» **Task statement**:
Copy all lines of the listing that include the string "JSON".
-------- Information
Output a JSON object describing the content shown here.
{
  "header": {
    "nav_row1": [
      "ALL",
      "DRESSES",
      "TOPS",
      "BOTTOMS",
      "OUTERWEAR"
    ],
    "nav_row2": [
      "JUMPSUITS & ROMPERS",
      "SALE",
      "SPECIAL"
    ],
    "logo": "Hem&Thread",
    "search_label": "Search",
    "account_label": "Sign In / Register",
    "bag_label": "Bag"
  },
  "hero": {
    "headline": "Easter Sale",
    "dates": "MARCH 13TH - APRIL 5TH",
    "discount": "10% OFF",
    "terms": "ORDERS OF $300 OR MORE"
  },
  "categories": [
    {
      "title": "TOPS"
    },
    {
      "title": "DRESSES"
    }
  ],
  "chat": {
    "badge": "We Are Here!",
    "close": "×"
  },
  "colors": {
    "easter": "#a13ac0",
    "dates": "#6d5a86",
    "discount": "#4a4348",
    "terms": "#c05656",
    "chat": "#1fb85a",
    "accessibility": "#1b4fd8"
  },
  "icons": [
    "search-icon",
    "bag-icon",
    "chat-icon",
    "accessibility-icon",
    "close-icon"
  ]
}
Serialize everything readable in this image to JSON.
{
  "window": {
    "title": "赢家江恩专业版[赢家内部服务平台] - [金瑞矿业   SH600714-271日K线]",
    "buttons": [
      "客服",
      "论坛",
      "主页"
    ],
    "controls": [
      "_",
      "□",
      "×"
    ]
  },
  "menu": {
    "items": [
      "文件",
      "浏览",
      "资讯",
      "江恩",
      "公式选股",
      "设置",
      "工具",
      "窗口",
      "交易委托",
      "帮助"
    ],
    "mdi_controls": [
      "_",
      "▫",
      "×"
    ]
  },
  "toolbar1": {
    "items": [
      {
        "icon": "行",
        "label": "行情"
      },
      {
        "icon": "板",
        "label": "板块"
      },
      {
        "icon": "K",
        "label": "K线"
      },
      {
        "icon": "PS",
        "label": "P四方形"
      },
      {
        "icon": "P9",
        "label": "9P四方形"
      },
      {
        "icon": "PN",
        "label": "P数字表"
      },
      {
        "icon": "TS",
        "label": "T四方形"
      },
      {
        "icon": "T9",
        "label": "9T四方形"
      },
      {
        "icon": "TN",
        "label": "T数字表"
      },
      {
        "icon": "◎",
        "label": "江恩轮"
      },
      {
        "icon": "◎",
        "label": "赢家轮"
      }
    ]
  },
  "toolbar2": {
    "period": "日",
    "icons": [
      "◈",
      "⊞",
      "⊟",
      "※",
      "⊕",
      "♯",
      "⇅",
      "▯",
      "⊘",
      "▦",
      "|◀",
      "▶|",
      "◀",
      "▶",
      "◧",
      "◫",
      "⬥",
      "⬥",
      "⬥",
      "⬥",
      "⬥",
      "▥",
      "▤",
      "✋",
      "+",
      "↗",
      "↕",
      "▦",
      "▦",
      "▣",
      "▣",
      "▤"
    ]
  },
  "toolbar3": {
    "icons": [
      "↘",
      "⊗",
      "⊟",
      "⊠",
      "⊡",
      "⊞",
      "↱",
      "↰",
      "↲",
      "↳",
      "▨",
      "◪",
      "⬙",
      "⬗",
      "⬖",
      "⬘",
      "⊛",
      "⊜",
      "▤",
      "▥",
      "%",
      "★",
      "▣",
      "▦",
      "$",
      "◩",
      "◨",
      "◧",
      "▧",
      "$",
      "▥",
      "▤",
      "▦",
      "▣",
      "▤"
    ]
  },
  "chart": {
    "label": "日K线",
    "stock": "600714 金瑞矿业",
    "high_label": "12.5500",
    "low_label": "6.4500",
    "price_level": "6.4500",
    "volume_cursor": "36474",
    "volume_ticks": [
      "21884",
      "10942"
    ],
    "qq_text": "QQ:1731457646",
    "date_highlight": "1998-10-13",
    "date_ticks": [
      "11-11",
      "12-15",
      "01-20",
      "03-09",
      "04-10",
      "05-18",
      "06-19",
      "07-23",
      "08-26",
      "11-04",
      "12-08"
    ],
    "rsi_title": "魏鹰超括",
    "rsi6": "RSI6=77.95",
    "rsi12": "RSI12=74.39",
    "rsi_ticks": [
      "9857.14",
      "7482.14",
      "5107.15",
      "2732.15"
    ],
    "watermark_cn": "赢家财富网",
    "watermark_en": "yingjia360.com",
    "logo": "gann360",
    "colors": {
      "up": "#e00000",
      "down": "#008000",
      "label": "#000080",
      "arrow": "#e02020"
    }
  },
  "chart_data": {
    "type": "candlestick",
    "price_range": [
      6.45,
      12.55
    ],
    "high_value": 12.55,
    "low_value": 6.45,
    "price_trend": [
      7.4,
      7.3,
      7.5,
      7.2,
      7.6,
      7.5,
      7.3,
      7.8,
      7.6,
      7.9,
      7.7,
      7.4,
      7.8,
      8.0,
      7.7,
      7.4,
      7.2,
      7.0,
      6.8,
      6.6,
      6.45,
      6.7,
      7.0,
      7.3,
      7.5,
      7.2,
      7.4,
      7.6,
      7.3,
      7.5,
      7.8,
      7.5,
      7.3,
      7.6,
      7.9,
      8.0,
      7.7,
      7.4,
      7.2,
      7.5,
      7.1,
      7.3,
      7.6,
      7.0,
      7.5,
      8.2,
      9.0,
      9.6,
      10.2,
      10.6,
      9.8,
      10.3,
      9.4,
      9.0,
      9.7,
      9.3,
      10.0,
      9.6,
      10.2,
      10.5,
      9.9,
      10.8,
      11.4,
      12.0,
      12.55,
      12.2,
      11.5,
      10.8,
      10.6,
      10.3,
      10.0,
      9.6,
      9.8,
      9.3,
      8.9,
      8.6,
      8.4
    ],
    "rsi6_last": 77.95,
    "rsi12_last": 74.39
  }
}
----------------
» **Your response**:
Output a JSON object describing the content shown here.
Serialize everything readable in this image to JSON.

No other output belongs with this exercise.